LastPass, the company co-founded by Joe Siegrist (1998 B.S. Computer Science) and Andrew Zitnay (2003 B.S. Computer Science and Mathematics), has announced that it is opening an office in Paris, France to cover the European region. The Fairfax-based company, which was founded in 2008, said that 60% of its user base is now international. Siegrist is the named inventor of five key software patents while Zitnay played a major role in the design, implementation and development of core e-commerce, VoIP and web analytics applications at eStara, Inc. prior to founding LastPass.
Gregory Vesper (1987 B.S. Computer Science) has been appointed Chief Product Officer, Trax Technologies located in Scottsdale, Arizona. Vesper, who went on to earn his Master's degree from Catholic University, had previously held the position of Chief Information Officer at rSmart Group, and Chief Technology Officer at DICOM Grid Inc.

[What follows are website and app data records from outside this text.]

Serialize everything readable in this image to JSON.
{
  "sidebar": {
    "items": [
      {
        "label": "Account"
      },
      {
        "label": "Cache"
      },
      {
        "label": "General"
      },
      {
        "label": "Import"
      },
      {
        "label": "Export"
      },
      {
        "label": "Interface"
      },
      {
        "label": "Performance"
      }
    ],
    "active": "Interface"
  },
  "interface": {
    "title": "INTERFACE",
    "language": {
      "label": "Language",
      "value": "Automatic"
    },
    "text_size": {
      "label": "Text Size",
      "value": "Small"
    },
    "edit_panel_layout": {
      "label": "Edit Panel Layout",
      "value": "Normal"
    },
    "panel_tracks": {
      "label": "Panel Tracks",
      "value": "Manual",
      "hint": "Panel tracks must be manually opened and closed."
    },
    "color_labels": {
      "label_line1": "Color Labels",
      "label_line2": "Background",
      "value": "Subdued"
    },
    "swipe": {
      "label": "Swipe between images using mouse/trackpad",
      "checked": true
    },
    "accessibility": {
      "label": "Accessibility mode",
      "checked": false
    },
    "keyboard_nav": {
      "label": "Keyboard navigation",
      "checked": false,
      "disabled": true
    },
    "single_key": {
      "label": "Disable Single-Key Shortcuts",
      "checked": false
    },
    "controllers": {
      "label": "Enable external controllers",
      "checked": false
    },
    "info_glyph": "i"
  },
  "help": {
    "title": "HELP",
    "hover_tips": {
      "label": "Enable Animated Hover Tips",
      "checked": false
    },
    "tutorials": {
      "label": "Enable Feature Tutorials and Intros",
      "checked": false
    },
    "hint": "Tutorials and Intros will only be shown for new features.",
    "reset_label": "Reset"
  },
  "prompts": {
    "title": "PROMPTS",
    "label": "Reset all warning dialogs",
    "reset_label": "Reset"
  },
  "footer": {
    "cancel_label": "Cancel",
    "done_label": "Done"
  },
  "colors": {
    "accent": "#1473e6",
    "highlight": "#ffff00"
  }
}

Adam Wenchel (1999 B.S. Computer Science) has been appointed Executive Vice President of Engineering, Endgame Inc. Wenchel, who will oversee the development of Endgame's technology solutions, previously served as Senior Vice President of Engineering at Govolution and was Principal and Founder of Positive Development.
Qiang Yang (1984 M.S. Astronomy and 1989 Ph.D. Computer Science, advisor Dana Nau) delivered the Allred Distinguished Lecture in Artificial Intelligence, October 10, at Washington State University, Pullman, WA. Yang, a professor, Department of Computer Science and Engineering, Hong Kong University of Science and Technology and head of the Huawei Noah's Ark Research Lab, is an IEEE Fellow, IAPR Fellow and ACM Distinguished Scientist.
PLEASE SUBMIT ITEMS TO: Mary Kearney (firstname.lastname@example.org)
COLLEGE OF COMPUTER, MATHEMATICAL, AND NATURAL SCIENCES
Astronomy Department – Dr. Stuart Vogel, Chair
Atmospheric and Oceanic Science Department – Dr. James Carton, Chair
Biology Department – Dr. Bill Fagan, Chair
Cell Biology & Molecular Genetics Department – Dr. Norma Andrews, Chair
Chemistry & Biochemistry Department – Dr. Janice Reutt-Robey, Chair
Computer Science Department – Dr. Samir Khuller, Chair
Geology Department – Dr. Roberta Rudnick, Chair
Entomology Department– Dr. Leslie Pick, Chair
Mathematics Department – Dr. Scott Wolpert, Chair
Physics Department – Dr. Drew Baden, Chair
CSCAMM – Dr. Eitan Tadmor, Director
ESSIC – Dr. Tony Busalacchi, Director
IPST – Dr. Rajarshi Roy, Director
IREAP – Dr. Thomas Murphy, Director
MPRI – Dr. David Mosser, Director
SESYNC – Dr. Margaret Palmer, Director
UMIACS – Dr. Amitabh Varshney, Director